A common refrain among humanitarian aid workers, once you get to know them and they let their guard down, is "We can't save everyone." Jessica Alexander starts out more hopeful than that, only to find herself getting sucked into the same cynical trap as so many others in the field. Her journey is chronicled in "Chasing Chaos: My Decade in and out of Humanitarian Aid," an enlightening but uneven memoir.
Alexander writes in an easy, conversational manner. The result is the type of book that can be read in an afternoon. In some ways, this is good — it's more likely to keep the interest of people who are otherwise unfamiliar with the world of humanitarian aid, and there is a great deal in it that will be eye-opening to such readers. In that sense, Alexander has made a helpful contribution. But for those who know about the aid sector, the book isn't particularly meaty, nor does it reveal much that isn't known.
Alexander is quite good at pointing out the many challenges faced by aid workers, such as the danger that their efforts can become a permanent fixture. (The idea that many people in a poor country pretend to be refugees because the camps have better infrastructure and offer more resources than their existing village is deeply disturbing.)
However, Alexander doesn't really propose much in the way of solutions to the many problems in the world of aid, chief among them an unfortunate dearth of accountability and ridiculous levels of redundancy. She even avoids mentioning the names of some of the organizations she worked for, which undercuts her stated concerns about accountability.
In all fairness, "Chasing Chaos" isn't being billed as an academic treatise about the world of aid, but rather as a memoir. So we learn a great deal about Alexander's personal life, especially how much the death of her mother affected her as she traveled to various hot spots, from post-massacre Rwanda to post-earthquake Haiti. (The 2004 South Asian tsunami also makes an appearance, as does the troubled Darfur region of Sudan.) Alexander performed various tasks, from effectively running a refugee camp to acting as an outside assessor of aid programs. Her tale about trying to save an infant girl with hydrocephalus only to run into uncaring bureaucracy is particularly affecting.
But Alexander's "decade in and out of humanitarian aid" has some significant outs. If anything, her experience points to one of the major weak points of aid work, which is that these servants of humanity don't stick around very long in one place. They get burned out, jump at better offers or are simply more interested in getting their next adrenaline rush at the newest world disaster. To her credit, Alexander acknowledges some of these weaknesses in the sector, but one wonders whether 10 years "in and out" of humanitarian work was really enough to write about.
It was nice to see Alexander discuss some of the personal shenanigans among aid workers — she didn't gloss over the sexual flings, the adultery and the partying that's part of that lifestyle. Yet, she could also be downright derisive.
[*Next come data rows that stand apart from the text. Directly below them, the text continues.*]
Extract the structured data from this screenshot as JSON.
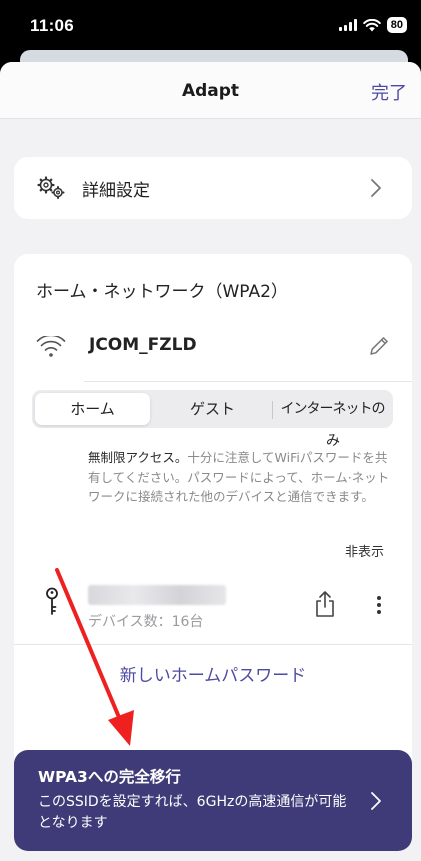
{
  "status_bar": {
    "time": "11:06",
    "battery": "80"
  },
  "nav": {
    "title": "Adapt",
    "done_label": "完了"
  },
  "advanced": {
    "label": "詳細設定",
    "icon": "gears-icon"
  },
  "network": {
    "title": "ホーム・ネットワーク（WPA2）",
    "ssid": "JCOM_FZLD",
    "tabs": [
      "ホーム",
      "ゲスト",
      "インターネットのみ"
    ],
    "selected_tab": "ホーム",
    "description_bold": "無制限アクセス。",
    "description_rest": "十分に注意してWiFiパスワードを共有してください。パスワードによって、ホーム·ネットワークに接続された他のデバイスと通信できます。",
    "hide_label": "非表示",
    "device_count": "デバイス数：16台",
    "new_password_label": "新しいホームパスワード"
  },
  "banner": {
    "title": "WPA3への完全移行",
    "body": "このSSIDを設定すれば、6GHzの高速通信が可能となります"
  },
  "colors": {
    "accent": "#4e4aa3",
    "banner_bg": "#3f3b78",
    "annotation_arrow": "#ee2020"
  }
}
Her brief mentions of "humanitarian widows" — middle-aged women who were divorced or unmarried, without kids, who'd given their best years to the world of aid — came across as pure snobbery. Another troubling aspect of the book is that she didn't seem to do enough research on some fairly sensitive aspects. For instance, her description of Islamic law, or Sharia, as making it illegal for a woman to have sex outside of marriage even in the case of rape appears to give credence to one widely disputed interpretation of the rules of Islam.